### PROBLEM STATEMENT
Working through the lines below, return each one that holds "PHRENOLOGY".

BEGIN DATA EXTRACTS

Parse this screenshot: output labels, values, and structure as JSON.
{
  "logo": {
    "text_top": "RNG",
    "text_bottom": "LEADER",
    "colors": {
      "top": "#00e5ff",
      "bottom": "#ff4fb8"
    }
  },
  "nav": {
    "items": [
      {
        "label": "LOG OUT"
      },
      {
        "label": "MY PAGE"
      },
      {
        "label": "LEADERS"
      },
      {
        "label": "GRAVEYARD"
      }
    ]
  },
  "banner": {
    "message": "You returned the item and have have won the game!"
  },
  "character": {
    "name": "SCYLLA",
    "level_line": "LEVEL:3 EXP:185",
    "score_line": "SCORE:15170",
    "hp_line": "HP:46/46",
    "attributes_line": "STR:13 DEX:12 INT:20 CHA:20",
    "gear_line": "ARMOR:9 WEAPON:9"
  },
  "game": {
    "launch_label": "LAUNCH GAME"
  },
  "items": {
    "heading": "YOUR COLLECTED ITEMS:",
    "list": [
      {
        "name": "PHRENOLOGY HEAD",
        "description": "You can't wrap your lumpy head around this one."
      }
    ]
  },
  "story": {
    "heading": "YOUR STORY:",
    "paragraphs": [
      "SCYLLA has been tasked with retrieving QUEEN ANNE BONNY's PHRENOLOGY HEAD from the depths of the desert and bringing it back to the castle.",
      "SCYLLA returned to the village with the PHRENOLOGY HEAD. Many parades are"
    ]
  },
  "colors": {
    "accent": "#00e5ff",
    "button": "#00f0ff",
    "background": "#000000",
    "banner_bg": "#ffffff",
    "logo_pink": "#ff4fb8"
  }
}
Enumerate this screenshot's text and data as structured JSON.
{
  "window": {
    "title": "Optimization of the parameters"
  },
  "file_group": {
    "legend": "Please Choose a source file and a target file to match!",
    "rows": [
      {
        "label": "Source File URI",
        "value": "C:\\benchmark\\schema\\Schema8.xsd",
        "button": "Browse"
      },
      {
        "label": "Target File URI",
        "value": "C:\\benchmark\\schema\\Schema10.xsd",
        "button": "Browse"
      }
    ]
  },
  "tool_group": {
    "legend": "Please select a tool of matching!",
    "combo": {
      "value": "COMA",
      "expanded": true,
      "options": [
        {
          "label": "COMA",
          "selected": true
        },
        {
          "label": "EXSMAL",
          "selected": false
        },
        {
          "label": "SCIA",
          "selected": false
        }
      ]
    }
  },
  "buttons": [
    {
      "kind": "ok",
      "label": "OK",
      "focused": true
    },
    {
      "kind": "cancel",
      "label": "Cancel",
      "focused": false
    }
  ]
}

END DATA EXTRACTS

### ANSWER FOR THE TASK
        "name": "PHRENOLOGY HEAD",
      "SCYLLA has been tasked with retrieving QUEEN ANNE BONNY's PHRENOLOGY HEAD from the depths of the desert and bringing it back to the castle.",
      "SCYLLA returned to the village with the PHRENOLOGY HEAD. Many parades are"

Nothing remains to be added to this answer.